Work to be completed >> Please filter the listing for the string "norm" and copy each matching line.

_ _ _ _ _

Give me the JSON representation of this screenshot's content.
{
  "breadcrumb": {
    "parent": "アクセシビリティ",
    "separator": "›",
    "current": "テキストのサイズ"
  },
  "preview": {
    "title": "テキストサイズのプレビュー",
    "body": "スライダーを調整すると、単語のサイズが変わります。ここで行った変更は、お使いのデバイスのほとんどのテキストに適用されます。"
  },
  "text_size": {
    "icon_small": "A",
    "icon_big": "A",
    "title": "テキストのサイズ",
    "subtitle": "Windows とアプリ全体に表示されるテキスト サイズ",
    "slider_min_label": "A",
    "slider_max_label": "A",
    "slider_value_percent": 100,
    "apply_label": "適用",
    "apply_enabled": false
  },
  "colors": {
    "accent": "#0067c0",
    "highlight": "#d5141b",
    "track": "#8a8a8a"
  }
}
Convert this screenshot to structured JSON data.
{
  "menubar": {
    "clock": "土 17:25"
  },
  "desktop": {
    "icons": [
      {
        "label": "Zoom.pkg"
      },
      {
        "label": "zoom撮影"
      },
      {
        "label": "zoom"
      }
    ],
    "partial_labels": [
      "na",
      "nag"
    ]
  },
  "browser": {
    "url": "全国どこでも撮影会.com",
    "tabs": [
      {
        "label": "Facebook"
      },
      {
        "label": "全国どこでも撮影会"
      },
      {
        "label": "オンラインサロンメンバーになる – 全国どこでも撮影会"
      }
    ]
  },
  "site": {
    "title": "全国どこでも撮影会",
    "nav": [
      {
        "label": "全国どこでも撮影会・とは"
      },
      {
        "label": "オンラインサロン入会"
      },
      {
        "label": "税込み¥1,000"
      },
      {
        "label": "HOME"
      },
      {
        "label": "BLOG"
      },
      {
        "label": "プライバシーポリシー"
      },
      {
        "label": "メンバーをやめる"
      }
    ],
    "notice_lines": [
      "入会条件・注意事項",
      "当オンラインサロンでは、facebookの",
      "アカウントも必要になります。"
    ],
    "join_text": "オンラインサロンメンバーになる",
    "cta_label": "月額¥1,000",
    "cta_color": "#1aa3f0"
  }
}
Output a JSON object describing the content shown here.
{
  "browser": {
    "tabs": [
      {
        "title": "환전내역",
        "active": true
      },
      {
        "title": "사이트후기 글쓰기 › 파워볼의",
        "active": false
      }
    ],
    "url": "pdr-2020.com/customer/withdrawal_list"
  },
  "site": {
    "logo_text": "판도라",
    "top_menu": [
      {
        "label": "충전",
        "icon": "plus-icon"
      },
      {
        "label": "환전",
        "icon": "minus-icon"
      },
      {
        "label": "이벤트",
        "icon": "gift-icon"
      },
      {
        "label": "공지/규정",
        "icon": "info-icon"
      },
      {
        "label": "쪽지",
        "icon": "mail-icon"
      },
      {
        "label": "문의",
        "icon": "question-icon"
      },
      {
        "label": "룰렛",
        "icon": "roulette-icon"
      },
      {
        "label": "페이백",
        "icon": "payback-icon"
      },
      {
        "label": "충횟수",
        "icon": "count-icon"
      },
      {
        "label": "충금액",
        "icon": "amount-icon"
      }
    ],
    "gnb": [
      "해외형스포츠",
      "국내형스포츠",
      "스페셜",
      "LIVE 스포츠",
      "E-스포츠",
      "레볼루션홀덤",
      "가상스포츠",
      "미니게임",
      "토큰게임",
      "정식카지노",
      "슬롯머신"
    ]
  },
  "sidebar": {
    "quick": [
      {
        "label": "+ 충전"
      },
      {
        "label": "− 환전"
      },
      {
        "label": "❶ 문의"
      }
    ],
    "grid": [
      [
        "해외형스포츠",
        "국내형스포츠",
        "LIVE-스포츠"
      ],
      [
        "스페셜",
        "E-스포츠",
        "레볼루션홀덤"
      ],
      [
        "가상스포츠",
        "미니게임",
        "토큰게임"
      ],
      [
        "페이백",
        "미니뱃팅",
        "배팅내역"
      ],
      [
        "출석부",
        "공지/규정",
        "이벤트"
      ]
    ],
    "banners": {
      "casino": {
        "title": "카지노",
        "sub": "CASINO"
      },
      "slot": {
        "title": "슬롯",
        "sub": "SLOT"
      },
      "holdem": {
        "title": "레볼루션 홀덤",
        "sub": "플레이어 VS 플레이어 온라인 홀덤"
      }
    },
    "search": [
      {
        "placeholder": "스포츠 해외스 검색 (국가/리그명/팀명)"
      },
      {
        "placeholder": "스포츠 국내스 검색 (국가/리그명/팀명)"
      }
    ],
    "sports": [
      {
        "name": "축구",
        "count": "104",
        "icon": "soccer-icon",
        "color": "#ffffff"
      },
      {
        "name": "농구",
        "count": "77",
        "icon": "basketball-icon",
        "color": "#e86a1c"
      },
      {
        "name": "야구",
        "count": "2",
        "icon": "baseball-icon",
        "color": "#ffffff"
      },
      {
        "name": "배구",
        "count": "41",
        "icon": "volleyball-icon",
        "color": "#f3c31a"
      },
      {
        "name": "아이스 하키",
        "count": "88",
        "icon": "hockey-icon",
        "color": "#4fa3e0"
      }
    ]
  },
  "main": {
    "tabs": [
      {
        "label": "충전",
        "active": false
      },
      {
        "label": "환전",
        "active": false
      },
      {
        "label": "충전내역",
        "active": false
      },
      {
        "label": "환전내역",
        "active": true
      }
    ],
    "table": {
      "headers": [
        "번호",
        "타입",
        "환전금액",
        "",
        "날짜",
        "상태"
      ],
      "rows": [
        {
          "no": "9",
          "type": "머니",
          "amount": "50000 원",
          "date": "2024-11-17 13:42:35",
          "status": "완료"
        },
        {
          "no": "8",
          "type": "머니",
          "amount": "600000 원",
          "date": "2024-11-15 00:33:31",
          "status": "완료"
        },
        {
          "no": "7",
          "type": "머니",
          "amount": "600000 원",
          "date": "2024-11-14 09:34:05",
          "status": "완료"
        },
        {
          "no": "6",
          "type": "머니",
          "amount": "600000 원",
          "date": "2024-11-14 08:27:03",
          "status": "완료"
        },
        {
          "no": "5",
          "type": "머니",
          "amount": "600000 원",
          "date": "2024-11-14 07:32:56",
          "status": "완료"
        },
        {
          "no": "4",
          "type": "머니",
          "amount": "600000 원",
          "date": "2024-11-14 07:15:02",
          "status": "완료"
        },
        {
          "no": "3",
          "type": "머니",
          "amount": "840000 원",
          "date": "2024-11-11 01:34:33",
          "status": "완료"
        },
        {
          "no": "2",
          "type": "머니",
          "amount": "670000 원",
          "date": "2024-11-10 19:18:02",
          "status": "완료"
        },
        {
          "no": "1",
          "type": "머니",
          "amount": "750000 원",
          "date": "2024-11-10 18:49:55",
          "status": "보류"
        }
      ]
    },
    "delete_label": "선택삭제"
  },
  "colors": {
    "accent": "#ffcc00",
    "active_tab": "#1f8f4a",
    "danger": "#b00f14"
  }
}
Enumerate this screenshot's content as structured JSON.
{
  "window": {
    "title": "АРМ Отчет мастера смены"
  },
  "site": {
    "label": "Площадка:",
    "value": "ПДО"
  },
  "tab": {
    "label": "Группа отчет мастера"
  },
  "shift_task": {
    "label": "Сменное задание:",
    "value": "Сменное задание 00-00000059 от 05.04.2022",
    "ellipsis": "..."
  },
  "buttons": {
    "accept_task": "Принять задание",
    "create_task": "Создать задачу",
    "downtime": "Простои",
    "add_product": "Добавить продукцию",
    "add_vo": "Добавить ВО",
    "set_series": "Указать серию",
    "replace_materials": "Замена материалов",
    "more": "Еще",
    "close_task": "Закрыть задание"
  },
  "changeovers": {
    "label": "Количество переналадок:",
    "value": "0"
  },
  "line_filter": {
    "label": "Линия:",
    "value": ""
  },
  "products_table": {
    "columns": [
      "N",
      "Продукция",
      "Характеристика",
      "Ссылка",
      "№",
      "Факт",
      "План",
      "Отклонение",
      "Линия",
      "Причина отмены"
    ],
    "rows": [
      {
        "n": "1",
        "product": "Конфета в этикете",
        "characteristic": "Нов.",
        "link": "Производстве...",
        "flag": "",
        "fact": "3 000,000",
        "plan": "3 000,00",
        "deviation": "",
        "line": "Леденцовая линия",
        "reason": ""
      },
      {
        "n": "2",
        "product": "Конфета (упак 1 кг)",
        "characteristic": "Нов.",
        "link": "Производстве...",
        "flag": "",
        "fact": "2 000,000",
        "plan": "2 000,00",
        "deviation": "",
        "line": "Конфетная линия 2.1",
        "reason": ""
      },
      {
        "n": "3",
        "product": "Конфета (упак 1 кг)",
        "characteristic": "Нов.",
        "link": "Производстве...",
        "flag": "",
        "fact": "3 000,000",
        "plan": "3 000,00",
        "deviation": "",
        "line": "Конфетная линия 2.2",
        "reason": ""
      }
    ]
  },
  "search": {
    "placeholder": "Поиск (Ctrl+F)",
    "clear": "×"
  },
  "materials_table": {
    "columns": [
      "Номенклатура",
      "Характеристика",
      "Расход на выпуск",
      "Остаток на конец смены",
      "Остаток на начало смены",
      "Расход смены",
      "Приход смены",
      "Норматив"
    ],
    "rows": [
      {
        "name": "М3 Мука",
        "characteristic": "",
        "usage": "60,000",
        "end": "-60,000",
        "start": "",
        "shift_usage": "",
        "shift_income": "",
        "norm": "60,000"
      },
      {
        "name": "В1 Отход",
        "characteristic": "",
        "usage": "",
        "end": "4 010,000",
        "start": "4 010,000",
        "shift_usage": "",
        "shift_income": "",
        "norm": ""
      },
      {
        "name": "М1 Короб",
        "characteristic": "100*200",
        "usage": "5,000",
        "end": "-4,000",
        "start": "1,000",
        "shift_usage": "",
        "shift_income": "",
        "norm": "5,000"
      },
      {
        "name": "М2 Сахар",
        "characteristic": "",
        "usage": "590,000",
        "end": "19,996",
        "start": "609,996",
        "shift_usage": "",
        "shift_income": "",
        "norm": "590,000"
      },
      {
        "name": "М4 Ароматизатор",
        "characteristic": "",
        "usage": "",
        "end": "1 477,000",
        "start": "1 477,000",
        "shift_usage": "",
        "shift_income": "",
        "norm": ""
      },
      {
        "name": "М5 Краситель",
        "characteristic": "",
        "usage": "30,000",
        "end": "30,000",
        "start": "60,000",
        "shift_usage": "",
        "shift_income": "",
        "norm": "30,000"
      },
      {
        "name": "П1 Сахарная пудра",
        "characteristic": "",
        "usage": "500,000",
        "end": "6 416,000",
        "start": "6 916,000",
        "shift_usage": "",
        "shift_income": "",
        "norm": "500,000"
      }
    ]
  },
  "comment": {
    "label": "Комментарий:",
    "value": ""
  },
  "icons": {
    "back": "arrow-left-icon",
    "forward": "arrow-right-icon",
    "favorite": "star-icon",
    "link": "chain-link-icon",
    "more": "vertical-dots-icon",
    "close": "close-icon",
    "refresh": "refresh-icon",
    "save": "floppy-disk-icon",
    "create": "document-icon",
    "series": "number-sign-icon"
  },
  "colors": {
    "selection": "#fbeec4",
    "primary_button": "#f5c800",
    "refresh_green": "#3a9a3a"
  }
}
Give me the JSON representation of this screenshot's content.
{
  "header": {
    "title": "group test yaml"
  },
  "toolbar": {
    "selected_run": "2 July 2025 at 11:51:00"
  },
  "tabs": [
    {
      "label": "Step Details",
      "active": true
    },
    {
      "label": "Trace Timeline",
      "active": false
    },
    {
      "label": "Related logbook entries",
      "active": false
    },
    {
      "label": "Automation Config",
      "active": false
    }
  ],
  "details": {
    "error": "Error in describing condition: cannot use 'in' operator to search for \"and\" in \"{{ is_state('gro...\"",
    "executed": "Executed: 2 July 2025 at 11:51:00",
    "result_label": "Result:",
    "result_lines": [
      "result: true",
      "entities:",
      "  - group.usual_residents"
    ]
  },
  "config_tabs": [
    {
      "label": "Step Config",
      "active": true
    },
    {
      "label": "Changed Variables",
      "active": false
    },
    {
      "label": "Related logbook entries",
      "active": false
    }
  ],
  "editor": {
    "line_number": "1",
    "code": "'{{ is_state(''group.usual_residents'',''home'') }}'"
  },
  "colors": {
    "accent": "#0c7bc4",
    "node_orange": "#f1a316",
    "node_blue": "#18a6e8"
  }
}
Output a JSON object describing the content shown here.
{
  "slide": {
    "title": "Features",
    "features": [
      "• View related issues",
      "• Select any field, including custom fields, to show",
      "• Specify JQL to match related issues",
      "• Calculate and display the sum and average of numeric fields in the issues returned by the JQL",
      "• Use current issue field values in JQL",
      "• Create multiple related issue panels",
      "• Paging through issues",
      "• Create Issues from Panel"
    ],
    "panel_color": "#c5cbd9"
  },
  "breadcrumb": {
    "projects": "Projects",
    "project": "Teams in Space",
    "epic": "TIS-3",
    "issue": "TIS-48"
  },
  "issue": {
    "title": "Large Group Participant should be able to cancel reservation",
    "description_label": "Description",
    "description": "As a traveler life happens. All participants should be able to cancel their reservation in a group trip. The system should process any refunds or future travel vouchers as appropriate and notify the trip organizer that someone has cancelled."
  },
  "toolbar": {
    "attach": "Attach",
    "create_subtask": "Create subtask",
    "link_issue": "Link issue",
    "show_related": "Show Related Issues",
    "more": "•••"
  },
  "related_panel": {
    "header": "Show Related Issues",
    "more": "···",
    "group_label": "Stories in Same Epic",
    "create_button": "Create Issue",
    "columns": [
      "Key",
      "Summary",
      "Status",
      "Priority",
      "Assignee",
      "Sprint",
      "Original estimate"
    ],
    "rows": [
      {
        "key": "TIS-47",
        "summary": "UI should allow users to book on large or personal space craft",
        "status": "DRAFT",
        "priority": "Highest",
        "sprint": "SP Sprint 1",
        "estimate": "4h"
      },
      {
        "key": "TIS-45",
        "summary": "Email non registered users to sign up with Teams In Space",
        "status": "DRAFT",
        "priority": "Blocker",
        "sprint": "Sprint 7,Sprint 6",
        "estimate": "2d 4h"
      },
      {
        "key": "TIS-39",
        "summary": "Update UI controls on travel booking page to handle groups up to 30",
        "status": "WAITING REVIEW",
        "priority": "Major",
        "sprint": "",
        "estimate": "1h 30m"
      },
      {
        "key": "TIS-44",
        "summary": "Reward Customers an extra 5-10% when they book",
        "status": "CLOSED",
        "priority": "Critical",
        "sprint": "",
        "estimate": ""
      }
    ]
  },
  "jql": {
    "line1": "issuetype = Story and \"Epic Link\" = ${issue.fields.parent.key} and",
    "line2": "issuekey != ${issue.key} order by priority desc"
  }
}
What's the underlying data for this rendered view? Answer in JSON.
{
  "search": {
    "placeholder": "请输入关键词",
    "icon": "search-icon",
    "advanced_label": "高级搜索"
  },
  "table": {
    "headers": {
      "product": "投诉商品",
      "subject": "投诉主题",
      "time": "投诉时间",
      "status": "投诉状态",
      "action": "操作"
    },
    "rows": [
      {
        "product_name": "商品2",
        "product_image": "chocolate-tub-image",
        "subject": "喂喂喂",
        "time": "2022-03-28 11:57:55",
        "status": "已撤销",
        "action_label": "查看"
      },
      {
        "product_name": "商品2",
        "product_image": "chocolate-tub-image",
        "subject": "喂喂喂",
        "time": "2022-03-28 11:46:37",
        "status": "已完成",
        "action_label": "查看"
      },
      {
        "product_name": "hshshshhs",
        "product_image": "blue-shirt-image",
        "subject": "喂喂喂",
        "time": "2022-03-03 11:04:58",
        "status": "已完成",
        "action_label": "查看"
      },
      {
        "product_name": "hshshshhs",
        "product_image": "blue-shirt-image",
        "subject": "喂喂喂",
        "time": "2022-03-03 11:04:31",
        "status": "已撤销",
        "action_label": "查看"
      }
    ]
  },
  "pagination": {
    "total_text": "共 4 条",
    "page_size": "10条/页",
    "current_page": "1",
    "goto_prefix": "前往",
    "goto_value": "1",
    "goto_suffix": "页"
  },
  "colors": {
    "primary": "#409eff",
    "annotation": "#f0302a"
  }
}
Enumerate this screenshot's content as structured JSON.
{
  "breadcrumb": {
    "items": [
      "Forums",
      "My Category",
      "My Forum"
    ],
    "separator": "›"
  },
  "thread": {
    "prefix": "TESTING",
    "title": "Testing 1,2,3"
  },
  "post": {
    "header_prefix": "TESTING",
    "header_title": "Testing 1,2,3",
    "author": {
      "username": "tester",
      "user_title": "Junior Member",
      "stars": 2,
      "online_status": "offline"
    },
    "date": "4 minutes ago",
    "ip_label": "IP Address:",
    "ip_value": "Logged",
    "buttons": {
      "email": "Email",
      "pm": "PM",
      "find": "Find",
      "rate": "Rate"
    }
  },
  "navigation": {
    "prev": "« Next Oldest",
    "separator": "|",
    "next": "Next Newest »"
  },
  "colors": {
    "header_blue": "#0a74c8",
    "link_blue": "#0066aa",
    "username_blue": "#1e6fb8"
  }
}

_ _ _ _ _

Answer to this task >>
        "norm": "60,000"
        "norm": ""
        "norm": "5,000"
        "norm": "590,000"
        "norm": ""
        "norm": "30,000"
        "norm": "500,000"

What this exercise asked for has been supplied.